DALLAS -- A third person in the cockpit of a Southwest Airlines plane that landed at the wrong Missouri airport was a company dispatcher who had authority to be there, airline officials said Tuesday.
The airline and federal officials say they're continuing to investigate why the Southwest Boeing 737 from Chicago, with 124 passengers headed for the main airport in Branson, Mo., instead landed several miles away at a smaller airport with a runway roughly half as long. It's not uncommon for airline employees to sit in the jumpseat with the pilots' permission, but investigators are likely to consider whether the dispatcher's presence distracted the pilots.
The two pilots, men with at least 12 years each at Southwest, were placed on paid leave after Sunday's flight. The airline said Tuesday that the dispatcher also has been placed on paid leave. Southwest declined to provide more information about the dispatcher's background and purpose for being in the cockpit. Spokeswoman Linda Rutherford said that the National Transportation Safety Board, which is investigating the incident, asked the airline not to disclose that and other information yet.

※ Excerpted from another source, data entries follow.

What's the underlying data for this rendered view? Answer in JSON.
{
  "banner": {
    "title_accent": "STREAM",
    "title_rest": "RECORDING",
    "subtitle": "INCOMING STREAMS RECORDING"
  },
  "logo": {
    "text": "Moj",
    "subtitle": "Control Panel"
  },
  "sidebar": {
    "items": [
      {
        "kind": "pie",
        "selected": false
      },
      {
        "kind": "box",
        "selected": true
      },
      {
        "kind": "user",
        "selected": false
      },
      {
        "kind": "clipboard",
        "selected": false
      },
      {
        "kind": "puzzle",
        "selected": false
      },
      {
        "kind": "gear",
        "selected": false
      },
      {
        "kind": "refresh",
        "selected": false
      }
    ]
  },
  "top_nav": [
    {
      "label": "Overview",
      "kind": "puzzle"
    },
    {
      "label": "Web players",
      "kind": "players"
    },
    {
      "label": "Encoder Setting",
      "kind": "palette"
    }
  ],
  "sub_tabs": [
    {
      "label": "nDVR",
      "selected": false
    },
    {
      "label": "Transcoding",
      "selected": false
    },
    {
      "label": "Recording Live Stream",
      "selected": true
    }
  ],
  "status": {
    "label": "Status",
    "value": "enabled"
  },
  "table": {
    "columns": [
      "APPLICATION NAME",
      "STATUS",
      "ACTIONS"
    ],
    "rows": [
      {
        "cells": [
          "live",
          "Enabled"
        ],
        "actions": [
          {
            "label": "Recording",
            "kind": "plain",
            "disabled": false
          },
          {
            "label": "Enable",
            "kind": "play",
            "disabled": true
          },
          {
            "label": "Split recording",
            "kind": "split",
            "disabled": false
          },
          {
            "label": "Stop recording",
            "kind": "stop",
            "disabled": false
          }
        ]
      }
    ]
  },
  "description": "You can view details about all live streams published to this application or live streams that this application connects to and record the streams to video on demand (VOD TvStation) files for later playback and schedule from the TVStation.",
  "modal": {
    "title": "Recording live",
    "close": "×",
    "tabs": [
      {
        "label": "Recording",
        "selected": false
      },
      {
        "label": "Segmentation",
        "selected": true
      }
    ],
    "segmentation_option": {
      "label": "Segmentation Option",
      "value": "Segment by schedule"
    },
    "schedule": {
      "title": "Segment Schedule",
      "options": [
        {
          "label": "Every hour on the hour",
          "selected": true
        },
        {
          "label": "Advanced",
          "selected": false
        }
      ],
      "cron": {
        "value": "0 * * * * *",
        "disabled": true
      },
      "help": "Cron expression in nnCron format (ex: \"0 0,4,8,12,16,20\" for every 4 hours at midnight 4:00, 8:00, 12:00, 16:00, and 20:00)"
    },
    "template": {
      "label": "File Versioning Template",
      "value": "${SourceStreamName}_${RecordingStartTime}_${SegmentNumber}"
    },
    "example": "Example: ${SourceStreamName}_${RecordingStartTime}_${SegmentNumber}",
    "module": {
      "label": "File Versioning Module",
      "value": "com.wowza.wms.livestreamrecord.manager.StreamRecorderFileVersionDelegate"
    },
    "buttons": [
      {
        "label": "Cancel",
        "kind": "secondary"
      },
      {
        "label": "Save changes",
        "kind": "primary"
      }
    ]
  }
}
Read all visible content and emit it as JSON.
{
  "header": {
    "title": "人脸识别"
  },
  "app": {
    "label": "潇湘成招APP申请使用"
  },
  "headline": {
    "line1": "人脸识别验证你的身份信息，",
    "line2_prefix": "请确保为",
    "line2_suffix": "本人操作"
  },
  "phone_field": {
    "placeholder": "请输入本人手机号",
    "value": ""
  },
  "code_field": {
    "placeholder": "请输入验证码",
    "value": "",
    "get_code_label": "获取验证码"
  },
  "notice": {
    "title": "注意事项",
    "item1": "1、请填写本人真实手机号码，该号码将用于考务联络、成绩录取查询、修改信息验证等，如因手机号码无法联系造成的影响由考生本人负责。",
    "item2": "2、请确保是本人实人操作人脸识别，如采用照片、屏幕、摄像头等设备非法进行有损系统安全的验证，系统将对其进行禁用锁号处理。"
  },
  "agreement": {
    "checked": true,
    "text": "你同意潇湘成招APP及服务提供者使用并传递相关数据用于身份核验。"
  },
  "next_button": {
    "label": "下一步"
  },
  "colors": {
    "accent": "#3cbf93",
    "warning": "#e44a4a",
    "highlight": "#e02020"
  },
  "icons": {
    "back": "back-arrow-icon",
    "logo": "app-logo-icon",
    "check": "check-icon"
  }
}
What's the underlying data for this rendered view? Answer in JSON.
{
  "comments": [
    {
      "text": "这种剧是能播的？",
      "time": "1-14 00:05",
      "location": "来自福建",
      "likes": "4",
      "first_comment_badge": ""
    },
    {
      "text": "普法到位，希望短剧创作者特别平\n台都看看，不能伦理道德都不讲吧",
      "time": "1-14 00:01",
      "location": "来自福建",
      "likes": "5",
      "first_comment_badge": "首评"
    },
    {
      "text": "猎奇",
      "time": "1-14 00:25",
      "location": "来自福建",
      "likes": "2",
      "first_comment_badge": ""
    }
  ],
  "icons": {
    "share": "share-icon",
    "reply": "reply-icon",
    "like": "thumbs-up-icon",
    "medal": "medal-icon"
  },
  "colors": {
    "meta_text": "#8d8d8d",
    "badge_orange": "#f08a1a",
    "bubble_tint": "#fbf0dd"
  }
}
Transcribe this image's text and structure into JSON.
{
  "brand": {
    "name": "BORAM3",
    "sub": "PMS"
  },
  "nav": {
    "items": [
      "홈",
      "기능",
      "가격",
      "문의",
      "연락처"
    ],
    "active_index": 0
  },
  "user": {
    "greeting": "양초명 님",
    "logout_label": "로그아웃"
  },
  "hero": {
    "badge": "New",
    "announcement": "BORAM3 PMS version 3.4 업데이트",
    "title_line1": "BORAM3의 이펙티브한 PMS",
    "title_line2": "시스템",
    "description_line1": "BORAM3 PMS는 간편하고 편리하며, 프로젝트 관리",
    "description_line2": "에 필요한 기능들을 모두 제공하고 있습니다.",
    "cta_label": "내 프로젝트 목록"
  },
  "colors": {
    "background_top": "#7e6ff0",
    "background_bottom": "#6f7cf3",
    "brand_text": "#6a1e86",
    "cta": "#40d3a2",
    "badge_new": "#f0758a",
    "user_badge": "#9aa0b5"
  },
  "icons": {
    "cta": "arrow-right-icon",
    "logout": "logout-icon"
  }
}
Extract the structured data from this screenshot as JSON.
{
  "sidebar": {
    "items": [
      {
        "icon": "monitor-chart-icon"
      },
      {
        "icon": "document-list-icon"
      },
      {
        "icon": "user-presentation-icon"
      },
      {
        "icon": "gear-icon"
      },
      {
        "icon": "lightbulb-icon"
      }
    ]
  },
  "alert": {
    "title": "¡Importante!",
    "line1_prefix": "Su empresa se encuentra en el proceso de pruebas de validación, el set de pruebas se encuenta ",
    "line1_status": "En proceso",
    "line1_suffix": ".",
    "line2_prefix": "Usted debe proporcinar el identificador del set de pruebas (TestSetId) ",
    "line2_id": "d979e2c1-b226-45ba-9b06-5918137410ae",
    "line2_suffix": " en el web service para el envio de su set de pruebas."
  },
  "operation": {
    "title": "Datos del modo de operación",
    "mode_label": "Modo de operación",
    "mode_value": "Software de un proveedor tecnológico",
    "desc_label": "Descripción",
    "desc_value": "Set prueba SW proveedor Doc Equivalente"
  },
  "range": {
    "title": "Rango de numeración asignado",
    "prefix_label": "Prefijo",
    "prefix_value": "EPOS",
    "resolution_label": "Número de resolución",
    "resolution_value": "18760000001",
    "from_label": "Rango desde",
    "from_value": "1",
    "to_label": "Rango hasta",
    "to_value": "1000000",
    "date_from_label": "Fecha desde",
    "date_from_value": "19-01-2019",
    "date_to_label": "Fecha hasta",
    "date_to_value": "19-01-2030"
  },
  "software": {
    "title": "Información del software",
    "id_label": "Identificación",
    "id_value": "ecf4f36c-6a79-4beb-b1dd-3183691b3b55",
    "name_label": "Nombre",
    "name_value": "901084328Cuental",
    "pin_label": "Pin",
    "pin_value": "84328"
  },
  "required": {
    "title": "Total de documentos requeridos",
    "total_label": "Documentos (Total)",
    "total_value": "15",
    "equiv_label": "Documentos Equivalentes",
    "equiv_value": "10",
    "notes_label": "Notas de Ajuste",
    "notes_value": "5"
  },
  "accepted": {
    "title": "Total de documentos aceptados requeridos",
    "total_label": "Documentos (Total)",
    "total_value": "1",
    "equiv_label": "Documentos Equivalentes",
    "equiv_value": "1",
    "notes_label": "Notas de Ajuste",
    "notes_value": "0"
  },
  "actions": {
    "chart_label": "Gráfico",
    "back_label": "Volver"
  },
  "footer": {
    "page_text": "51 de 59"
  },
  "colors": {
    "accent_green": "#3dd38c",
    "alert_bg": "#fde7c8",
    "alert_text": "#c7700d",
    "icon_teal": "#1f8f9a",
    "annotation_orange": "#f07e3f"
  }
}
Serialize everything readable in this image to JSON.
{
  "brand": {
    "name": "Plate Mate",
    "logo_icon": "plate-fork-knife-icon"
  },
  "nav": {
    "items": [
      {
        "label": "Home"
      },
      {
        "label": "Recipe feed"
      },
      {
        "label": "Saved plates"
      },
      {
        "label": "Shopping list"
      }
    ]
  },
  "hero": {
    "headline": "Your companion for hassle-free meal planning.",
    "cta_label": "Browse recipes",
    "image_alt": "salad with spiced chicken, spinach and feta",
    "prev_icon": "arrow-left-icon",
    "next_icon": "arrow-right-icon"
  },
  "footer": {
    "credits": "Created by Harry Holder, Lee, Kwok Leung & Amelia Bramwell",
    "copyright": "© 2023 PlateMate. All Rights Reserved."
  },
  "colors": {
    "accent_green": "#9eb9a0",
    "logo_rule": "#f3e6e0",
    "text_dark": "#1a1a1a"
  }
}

Dispatchers work with pilots to plan flight routes and fuel loads after considering weather and other factors. Southwest officials said the dispatcher was sitting behind the captain and first officer.
Investigators plan to interview both pilots and the dispatcher, safety board spokesman Keith Holloway said.
NTSB investigators seized the plane's cockpit voice recorder and flight data recorder -- the so-called black box. Holloway said that information from the recorders was being analyzed Tuesday afternoon, but it could be a few days before the board releases preliminary findings.
Aviation experts wondered why neither pilot realized that they were approaching the wrong airport.
"I think that they weren't communicating in the cockpit the way they should -- back and forth," said Robert Francis, a former NTSB vice chairman. "Everybody has a responsibility to pay attention to the instruments."
Sen. Roy Blunt, R-Mo., a member of a Senate aviation subcommittee, wrote Tuesday to Federal Aviation Administration head Michael Huerta and demanded a thorough investigation, saying "the flying public and residents surrounding every commercial airport in the country deserve answers."
No one was injured in the landing at a small airport built for light jets and private planes, but passengers smelled burning rubber as the pilots braked hard to stop near the end of the runway, which gives way to a steep drop-off. The manager of the Taney County Airport, which opened in 1970 and doesn't have a control tower, said no 737 had ever landed there.